What Is a Casino?

A casino is a gambling establishment where people can risk money or other items of value on games of chance. The precise origins of gambling are unclear, but it is believed to have been a feature of human societies for millennia. Modern casinos generally involve a mix of gaming machines, table games, and random number games. The casino industry is very competitive, and its success depends on attracting and keeping high volumes of gamblers. Casinos must therefore keep their house edge low to maximize profits. They can do this by reducing the size of their bets or increasing the frequency with which they pay out winnings. In the United States, casinos are operated by a wide variety of private corporations and state-licensed organizations. The United States has more casinos than any other country, and it is estimated that there are over 2,147 of them worldwide.

Casinos are a vital source of income for many states and governments, and the gambling industry accounts for more than two percent of the world’s gross domestic product.

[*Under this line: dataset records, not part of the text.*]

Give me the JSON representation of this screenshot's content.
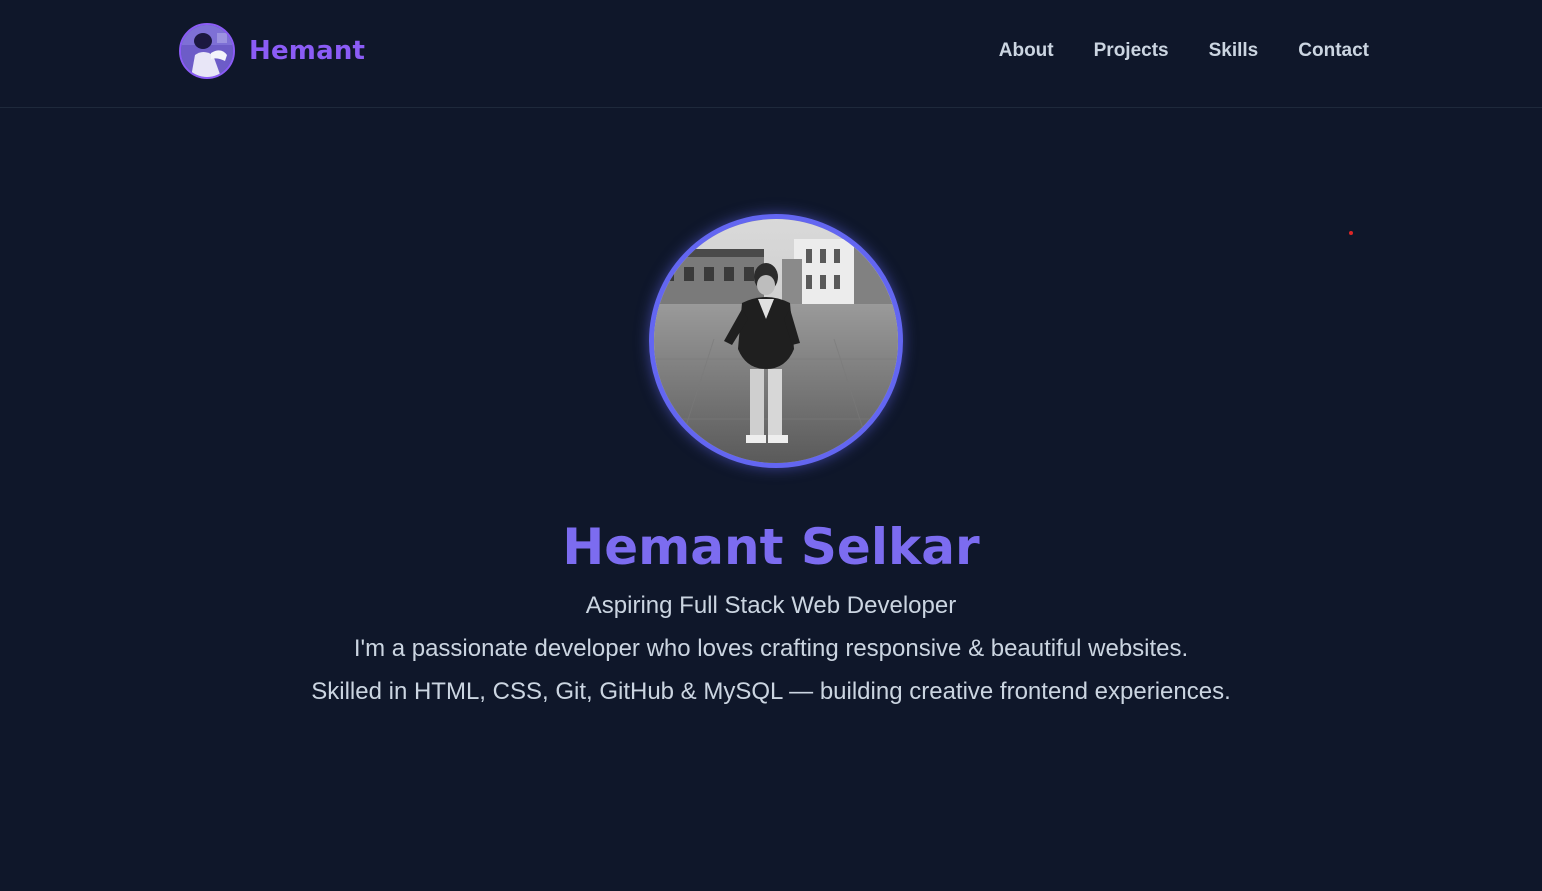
{
  "header": {
    "brand_name": "Hemant",
    "nav": [
      {
        "label": "About"
      },
      {
        "label": "Projects"
      },
      {
        "label": "Skills"
      },
      {
        "label": "Contact"
      }
    ]
  },
  "hero": {
    "name": "Hemant Selkar",
    "role": "Aspiring Full Stack Web Developer",
    "desc1": "I'm a passionate developer who loves crafting responsive & beautiful websites.",
    "desc2": "Skilled in HTML, CSS, Git, GitHub & MySQL — building creative frontend experiences."
  },
  "colors": {
    "background": "#0f172a",
    "accent": "#8b5cf6",
    "ring": "#6366f1",
    "text": "#cbd5e1"
  }
}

The United States’ Las Vegas Strip alone generates over $6 billion in annual revenues for the city and the state of Nevada.

A casino is a large building or group of buildings that serve as a hub for gambling activities. It contains one or more floors with a variety of games and is staffed by trained dealers. It may also offer dining, entertainment, and other amenities to attract customers. Most casinos are located in tourist destinations such as Las Vegas, Macau, and Singapore. However, there are also a number of land-based casinos in Europe and South America. In addition, there are a number of Native American casinos on Indian reservations in the United States.